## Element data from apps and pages
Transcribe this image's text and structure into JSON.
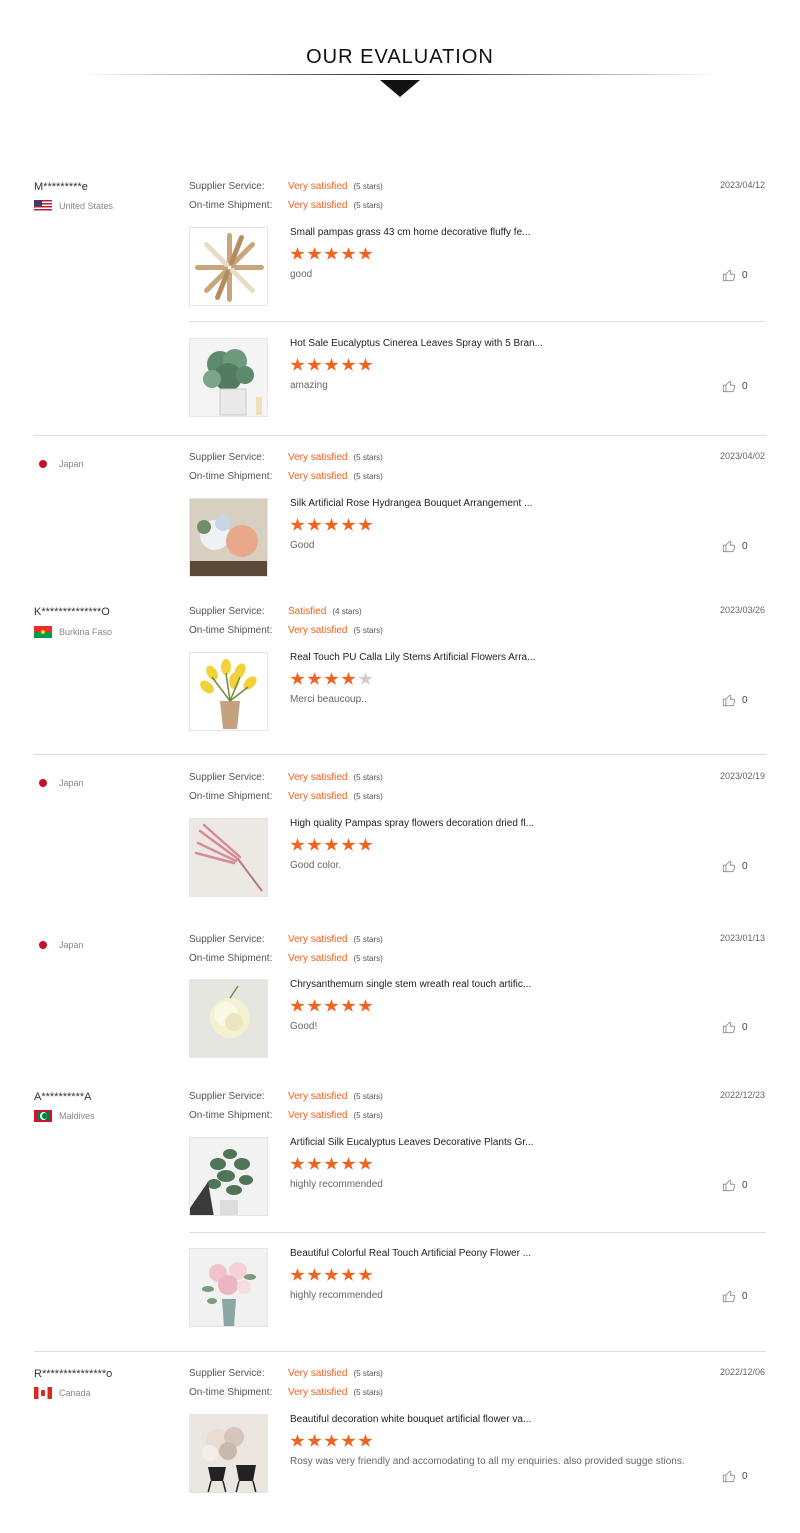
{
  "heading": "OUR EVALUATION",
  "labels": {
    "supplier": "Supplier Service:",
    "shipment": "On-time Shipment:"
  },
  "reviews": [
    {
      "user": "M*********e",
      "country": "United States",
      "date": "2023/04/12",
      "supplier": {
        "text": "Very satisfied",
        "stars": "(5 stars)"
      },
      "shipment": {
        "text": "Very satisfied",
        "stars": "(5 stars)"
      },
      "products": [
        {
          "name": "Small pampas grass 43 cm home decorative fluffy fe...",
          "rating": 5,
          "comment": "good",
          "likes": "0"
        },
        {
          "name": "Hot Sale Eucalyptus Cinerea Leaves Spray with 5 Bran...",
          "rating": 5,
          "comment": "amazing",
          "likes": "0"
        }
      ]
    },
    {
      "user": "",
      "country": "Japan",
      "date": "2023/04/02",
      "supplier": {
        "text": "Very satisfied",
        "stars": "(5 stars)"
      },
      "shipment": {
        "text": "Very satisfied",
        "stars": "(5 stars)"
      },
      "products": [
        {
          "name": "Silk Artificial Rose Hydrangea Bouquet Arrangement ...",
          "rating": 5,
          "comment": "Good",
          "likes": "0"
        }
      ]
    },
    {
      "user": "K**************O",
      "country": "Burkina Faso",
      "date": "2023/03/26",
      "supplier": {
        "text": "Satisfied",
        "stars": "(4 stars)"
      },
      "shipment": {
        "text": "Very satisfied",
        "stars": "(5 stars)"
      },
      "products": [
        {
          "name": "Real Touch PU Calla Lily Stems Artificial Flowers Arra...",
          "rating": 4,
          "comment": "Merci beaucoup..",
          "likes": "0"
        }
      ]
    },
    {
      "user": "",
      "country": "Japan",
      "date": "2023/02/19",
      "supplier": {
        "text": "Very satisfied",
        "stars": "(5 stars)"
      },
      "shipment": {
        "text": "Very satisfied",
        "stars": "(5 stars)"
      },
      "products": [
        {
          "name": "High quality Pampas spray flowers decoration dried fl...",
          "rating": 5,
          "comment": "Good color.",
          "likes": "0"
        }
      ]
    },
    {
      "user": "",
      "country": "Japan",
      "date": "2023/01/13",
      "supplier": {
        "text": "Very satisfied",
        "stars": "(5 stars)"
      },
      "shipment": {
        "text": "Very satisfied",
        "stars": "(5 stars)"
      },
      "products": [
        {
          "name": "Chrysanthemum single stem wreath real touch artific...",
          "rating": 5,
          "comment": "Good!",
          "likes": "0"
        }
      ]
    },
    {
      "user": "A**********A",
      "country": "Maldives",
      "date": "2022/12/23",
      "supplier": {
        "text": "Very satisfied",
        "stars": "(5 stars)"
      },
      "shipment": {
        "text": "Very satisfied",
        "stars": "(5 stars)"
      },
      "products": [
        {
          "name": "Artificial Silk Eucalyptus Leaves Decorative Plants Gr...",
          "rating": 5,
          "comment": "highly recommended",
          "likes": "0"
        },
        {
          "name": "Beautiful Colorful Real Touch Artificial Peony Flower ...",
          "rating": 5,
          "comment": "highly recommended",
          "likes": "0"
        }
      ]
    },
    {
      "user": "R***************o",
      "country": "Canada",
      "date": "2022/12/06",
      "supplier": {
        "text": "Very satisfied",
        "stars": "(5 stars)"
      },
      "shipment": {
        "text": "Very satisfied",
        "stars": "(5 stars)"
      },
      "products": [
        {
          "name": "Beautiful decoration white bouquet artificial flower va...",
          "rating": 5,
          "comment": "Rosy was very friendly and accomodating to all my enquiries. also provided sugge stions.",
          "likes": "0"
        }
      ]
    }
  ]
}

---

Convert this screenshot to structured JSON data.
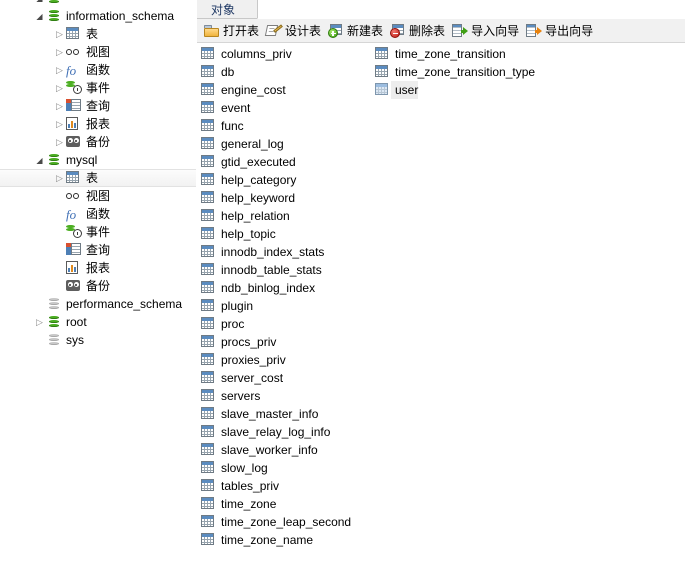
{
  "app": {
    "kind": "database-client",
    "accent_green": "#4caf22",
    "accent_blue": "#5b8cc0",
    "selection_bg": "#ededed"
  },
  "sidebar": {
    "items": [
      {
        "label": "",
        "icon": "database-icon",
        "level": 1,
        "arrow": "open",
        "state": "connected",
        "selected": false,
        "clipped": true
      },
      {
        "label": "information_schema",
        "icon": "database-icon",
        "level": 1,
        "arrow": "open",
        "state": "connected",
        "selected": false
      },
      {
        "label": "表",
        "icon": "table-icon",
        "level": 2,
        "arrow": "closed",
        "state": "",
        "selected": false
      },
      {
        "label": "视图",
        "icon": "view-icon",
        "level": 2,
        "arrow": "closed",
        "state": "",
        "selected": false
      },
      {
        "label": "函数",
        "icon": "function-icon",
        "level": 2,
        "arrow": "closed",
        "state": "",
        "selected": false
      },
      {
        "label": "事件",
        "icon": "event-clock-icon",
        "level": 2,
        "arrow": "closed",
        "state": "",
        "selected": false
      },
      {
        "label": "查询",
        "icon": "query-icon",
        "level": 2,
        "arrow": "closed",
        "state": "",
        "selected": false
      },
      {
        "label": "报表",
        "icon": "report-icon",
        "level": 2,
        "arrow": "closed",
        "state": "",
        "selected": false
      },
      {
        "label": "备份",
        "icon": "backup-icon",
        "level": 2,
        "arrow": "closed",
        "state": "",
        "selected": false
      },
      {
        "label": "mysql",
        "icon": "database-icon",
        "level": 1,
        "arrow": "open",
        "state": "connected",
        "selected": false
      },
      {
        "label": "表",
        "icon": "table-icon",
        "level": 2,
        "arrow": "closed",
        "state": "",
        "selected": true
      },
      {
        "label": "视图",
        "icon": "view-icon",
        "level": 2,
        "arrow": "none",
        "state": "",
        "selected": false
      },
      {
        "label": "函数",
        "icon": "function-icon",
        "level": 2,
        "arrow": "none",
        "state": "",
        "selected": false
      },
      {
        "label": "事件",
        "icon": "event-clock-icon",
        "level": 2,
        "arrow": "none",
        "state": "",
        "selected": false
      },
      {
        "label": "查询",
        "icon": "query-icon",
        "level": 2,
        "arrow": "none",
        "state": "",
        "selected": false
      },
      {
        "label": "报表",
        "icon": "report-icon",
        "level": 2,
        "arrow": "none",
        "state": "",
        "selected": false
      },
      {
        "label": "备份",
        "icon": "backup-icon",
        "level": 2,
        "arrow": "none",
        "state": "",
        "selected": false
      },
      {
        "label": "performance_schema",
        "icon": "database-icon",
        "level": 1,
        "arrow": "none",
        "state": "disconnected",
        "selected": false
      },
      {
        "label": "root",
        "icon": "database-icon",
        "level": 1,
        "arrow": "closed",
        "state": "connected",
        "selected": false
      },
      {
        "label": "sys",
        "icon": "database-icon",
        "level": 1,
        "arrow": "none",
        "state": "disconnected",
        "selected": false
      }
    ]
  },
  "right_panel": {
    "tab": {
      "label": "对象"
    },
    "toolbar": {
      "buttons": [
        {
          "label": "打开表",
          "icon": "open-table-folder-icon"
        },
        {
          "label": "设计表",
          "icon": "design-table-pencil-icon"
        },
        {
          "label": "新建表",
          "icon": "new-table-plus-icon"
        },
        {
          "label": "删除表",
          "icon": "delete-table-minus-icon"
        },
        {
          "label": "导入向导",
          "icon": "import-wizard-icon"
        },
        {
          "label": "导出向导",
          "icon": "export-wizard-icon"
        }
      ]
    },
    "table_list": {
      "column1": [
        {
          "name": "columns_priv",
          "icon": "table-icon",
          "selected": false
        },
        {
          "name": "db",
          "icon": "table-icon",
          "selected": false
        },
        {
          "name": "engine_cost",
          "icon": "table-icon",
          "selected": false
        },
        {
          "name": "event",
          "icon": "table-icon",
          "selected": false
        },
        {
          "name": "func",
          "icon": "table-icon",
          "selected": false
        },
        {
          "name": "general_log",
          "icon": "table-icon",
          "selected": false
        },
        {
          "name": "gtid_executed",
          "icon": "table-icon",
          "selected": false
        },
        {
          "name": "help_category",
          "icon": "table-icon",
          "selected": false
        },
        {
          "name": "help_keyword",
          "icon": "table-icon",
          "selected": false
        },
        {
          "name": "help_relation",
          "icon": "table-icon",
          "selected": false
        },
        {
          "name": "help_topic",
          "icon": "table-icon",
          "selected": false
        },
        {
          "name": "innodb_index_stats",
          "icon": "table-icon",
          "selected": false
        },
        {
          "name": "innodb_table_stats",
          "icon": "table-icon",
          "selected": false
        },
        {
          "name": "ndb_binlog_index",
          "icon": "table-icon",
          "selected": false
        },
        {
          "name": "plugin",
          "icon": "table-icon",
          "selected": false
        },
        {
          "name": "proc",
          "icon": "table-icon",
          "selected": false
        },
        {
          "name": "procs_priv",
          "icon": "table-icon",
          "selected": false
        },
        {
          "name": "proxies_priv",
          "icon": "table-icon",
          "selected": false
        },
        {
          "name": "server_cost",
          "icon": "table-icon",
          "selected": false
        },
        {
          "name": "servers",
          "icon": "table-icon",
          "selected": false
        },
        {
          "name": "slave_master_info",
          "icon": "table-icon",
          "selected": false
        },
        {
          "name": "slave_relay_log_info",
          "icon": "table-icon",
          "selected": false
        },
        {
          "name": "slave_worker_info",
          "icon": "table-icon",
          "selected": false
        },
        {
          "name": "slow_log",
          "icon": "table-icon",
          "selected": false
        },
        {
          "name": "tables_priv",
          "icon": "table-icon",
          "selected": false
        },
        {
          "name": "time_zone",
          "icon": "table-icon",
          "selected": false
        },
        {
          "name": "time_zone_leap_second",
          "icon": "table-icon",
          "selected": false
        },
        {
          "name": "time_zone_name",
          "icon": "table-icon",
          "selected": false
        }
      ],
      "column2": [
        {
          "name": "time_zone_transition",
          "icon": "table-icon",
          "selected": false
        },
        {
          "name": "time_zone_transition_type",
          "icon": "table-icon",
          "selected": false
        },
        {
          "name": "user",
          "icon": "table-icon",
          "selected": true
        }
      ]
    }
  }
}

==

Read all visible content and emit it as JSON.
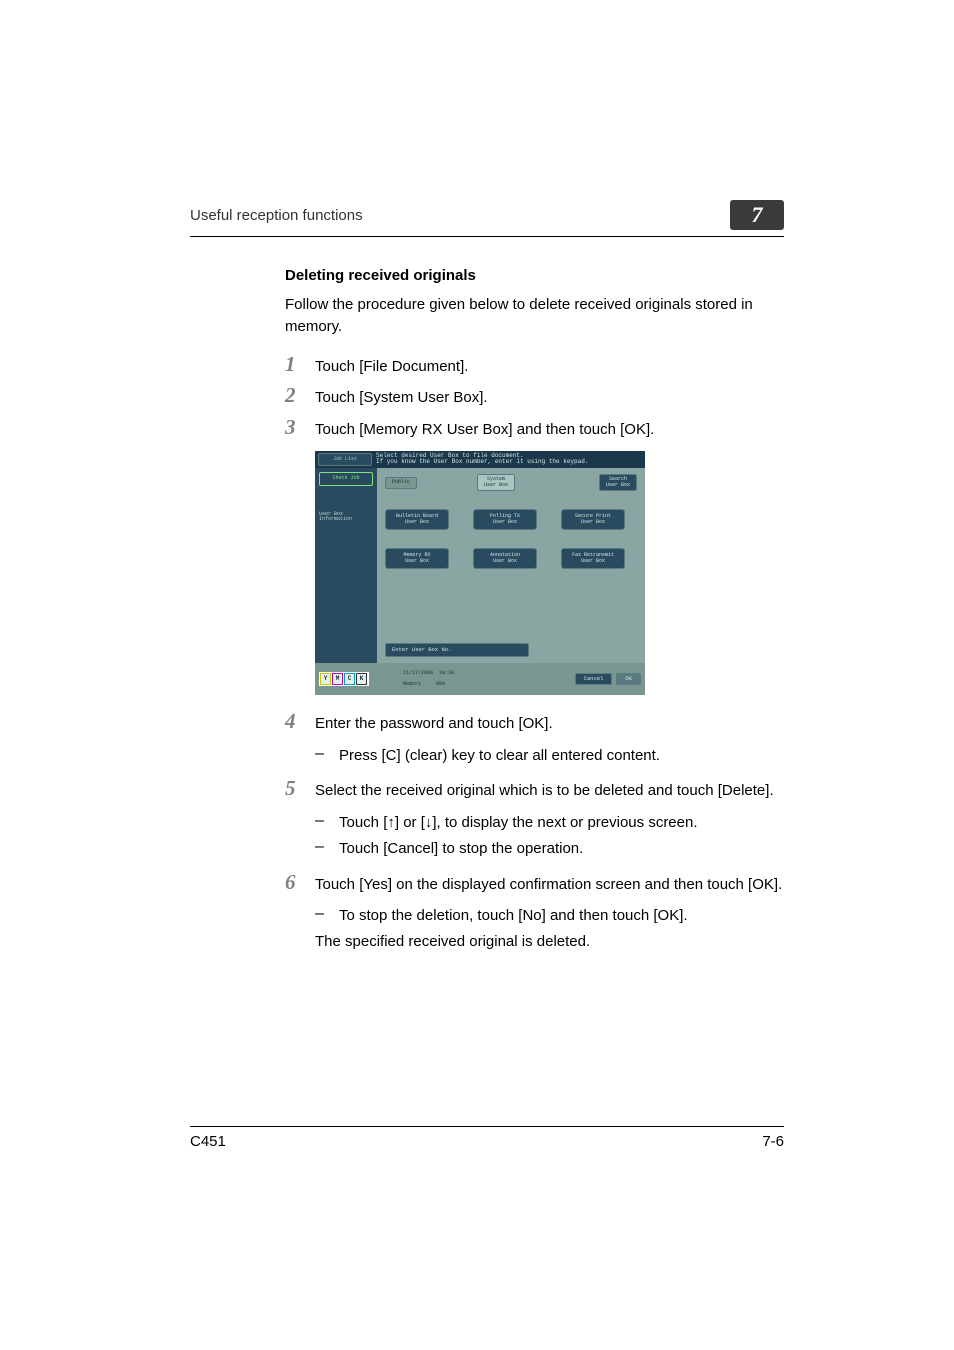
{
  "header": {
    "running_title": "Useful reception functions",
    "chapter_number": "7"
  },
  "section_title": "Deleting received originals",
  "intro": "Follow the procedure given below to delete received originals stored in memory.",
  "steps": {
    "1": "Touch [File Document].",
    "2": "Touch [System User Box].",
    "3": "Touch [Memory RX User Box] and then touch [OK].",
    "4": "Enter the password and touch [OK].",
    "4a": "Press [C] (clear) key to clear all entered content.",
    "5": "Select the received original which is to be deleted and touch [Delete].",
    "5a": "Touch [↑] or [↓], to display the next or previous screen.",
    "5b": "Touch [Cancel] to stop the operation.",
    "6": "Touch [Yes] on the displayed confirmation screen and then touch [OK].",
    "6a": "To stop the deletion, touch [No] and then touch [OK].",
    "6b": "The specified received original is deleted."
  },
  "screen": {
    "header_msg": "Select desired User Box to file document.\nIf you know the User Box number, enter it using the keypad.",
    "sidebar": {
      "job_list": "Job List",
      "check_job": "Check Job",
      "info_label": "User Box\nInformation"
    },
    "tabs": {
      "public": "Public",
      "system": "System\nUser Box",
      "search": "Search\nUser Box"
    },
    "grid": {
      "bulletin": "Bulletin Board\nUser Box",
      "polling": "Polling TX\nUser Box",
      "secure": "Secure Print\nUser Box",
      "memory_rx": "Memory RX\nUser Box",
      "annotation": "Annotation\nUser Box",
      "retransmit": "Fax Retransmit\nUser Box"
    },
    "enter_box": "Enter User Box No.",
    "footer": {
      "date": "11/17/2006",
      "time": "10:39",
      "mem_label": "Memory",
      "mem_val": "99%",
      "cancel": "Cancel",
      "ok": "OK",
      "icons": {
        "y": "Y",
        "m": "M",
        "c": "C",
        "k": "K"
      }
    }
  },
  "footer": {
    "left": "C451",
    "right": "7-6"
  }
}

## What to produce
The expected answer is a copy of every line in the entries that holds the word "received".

## Written answer
  "section_title": "Deleting received originals",
  "intro": "Follow the procedure given below to delete received originals stored in memory.",
    "5": "Select the received original which is to be deleted and touch [Delete].",
    "6b": "The specified received original is deleted."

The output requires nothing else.